No. 53: Sep-Oct 1987
" Summary. The fact that humans have an innate sense of direction is well established. Proof of this skill has usually been demonstrated in experiments in which subjects have been called upon to estimate the direction of the point of origin of a journey. This note extends such work by describing an experiment which showed that blindfolded humans, deprived of environmental cues, also have an ability to estimate accurately the direction of their place of residence within a town, even when driven around that town in such a way as to render them unable to identify where they are. The experiment throws into question the explanation usually offered for the existence of an innate sense of direction, namely, its value to the species, in an evolutionary sense, in facilitating a return to the starting point of exploratory journeys."
A fascinating facet of this experiment does not appear in the above Summary. All of the subjects in the study first assembled at the University of New England (in Armidale, NSW, Australia) and were there blindfolded and driven in a circuitous route 19.4 kilometers long to a spot 5.2 kilometers from the University. The sun had set and audible cues were suppressed. Very frew of the 35 subjects could guess the direction of the University, the spot from which the journey began. Thus, this experiment does not really support that which is said to be "well established" in the Summary. On the other hand, the subjects were uncannily accurate in "guessing" the directions of their homes -- a fact duly reported in the Summary. What kind of sense could be involved in such a capability?
(Walmsley, D.J., and Epps, W.R.; " Direction-Finding in Humans: Ability of Individuals to Orient towards Their Place of Residence," Perceptual and Motor Skills, 64:744, 1987.)
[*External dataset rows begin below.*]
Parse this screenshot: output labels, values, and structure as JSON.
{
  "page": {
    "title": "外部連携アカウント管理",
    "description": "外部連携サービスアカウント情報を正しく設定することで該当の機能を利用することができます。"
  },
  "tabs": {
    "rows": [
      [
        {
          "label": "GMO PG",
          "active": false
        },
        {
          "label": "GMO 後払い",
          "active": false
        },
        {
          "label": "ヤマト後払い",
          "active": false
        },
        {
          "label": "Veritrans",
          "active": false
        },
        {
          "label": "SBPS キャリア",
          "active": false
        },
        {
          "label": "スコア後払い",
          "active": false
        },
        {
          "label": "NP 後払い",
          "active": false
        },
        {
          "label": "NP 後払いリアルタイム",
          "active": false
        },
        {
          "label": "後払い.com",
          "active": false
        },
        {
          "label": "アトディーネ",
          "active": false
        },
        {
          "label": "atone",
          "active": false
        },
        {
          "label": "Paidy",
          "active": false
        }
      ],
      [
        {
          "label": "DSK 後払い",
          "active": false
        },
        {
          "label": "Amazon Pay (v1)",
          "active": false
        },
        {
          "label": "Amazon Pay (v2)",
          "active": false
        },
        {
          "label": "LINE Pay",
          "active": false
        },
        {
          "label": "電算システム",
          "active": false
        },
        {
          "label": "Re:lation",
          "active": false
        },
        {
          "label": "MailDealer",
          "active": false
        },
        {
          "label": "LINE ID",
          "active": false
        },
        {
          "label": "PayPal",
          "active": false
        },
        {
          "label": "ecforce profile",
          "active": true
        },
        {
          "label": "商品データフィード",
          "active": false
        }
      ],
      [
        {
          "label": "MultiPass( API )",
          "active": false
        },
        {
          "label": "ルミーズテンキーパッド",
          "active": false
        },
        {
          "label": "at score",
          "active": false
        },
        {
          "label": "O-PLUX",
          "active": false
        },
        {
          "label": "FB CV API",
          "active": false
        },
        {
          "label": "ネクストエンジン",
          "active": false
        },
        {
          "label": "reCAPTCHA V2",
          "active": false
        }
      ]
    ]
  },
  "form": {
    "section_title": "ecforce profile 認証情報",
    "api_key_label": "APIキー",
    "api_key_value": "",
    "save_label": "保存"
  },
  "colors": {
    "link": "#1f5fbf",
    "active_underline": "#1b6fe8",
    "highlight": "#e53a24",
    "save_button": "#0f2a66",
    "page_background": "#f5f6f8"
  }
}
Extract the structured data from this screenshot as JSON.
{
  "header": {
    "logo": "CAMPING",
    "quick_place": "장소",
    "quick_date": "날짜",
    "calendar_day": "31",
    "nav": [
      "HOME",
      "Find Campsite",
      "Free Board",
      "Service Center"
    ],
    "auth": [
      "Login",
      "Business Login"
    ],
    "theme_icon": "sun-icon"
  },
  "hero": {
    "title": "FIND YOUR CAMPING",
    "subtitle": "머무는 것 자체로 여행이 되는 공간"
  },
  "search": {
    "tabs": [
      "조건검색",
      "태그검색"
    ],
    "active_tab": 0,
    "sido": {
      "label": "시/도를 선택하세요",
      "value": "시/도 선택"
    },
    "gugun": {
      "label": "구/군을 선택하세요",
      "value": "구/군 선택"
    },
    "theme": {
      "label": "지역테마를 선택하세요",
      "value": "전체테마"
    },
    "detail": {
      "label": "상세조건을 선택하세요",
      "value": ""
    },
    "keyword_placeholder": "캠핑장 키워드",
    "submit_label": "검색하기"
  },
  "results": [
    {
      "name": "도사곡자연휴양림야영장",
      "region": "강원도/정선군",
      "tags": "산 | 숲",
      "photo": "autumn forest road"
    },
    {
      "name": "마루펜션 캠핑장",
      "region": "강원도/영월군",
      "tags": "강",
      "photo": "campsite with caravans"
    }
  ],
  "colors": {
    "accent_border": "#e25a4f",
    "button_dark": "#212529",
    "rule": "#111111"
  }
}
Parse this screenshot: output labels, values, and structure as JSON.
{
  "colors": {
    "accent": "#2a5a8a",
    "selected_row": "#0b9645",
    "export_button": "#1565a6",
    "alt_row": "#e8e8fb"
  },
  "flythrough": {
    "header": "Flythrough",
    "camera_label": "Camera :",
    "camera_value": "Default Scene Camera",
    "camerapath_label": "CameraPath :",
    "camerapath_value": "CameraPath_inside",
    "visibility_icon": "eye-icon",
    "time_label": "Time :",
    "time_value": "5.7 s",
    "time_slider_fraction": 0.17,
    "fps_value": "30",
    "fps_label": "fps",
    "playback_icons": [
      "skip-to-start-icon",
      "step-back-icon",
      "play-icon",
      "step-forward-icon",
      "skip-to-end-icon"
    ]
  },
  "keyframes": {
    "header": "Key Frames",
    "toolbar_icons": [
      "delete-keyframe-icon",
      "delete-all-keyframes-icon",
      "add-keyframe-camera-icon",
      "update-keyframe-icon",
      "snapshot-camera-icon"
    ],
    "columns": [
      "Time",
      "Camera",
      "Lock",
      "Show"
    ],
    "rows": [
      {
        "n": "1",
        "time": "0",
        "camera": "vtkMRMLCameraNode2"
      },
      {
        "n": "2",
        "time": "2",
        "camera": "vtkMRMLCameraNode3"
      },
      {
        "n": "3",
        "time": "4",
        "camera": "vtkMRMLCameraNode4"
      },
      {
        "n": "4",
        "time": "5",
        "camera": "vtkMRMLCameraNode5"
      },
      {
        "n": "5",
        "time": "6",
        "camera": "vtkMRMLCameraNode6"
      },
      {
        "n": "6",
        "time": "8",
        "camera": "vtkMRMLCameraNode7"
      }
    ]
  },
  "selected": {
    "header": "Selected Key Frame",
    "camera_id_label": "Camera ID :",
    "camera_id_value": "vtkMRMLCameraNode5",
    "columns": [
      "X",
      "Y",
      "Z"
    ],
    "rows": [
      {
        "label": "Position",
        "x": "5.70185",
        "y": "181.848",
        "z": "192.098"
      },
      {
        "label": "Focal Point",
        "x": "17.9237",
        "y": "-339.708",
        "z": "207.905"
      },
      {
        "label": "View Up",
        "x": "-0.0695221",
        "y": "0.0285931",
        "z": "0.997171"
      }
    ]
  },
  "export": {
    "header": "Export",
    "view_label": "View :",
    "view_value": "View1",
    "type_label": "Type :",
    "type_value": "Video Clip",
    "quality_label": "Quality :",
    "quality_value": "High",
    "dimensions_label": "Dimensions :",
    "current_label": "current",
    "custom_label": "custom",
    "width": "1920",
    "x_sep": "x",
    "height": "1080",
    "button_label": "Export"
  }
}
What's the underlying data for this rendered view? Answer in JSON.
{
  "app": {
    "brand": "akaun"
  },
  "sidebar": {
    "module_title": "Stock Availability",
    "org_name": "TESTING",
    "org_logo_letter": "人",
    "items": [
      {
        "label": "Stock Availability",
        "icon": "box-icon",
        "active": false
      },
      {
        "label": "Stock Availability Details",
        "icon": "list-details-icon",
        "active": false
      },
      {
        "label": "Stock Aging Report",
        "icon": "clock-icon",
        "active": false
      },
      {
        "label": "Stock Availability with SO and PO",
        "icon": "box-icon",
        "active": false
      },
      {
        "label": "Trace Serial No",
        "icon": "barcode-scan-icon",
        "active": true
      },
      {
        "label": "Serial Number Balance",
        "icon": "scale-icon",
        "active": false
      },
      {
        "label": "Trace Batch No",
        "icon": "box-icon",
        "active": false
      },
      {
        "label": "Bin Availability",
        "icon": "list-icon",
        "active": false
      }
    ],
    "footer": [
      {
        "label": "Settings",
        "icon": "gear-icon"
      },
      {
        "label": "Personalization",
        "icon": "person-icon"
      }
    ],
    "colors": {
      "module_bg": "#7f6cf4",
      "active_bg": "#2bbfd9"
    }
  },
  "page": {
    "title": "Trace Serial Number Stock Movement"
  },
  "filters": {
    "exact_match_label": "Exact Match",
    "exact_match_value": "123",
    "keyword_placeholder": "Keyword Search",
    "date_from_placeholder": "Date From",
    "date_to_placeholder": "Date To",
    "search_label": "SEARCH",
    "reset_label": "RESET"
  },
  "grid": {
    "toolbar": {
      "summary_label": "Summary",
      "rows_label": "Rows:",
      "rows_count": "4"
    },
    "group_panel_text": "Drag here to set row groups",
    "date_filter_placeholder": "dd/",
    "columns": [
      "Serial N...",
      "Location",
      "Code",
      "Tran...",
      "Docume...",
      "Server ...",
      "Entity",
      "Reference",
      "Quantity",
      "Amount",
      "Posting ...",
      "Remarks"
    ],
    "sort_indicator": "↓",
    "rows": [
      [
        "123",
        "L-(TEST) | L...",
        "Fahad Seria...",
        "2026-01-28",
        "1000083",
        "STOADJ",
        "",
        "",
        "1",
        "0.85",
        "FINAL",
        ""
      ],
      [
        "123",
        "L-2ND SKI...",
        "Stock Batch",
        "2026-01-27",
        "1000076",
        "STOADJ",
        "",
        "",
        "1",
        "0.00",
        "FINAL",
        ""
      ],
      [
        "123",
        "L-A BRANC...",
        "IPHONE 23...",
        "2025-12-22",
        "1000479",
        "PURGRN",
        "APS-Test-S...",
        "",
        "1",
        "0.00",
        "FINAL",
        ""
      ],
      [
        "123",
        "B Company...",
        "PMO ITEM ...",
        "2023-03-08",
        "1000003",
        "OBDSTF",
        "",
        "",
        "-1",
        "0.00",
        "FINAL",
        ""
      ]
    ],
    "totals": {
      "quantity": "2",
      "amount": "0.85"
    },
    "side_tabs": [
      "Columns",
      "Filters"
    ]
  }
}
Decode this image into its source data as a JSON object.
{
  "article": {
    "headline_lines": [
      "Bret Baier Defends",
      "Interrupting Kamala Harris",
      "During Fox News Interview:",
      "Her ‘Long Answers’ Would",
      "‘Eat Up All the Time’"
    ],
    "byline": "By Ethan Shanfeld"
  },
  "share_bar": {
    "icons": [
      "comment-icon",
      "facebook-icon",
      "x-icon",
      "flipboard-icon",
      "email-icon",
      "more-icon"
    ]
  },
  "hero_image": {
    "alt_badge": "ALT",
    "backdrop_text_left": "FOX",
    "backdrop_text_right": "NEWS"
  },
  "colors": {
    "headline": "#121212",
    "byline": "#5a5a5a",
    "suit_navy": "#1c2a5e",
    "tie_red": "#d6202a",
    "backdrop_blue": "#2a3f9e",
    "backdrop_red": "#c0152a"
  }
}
Reference. Human direction-finding and homing are cataloged under BHT18 in the catalog: Biological Anomalies: Humans I. For information on this book, visit: here.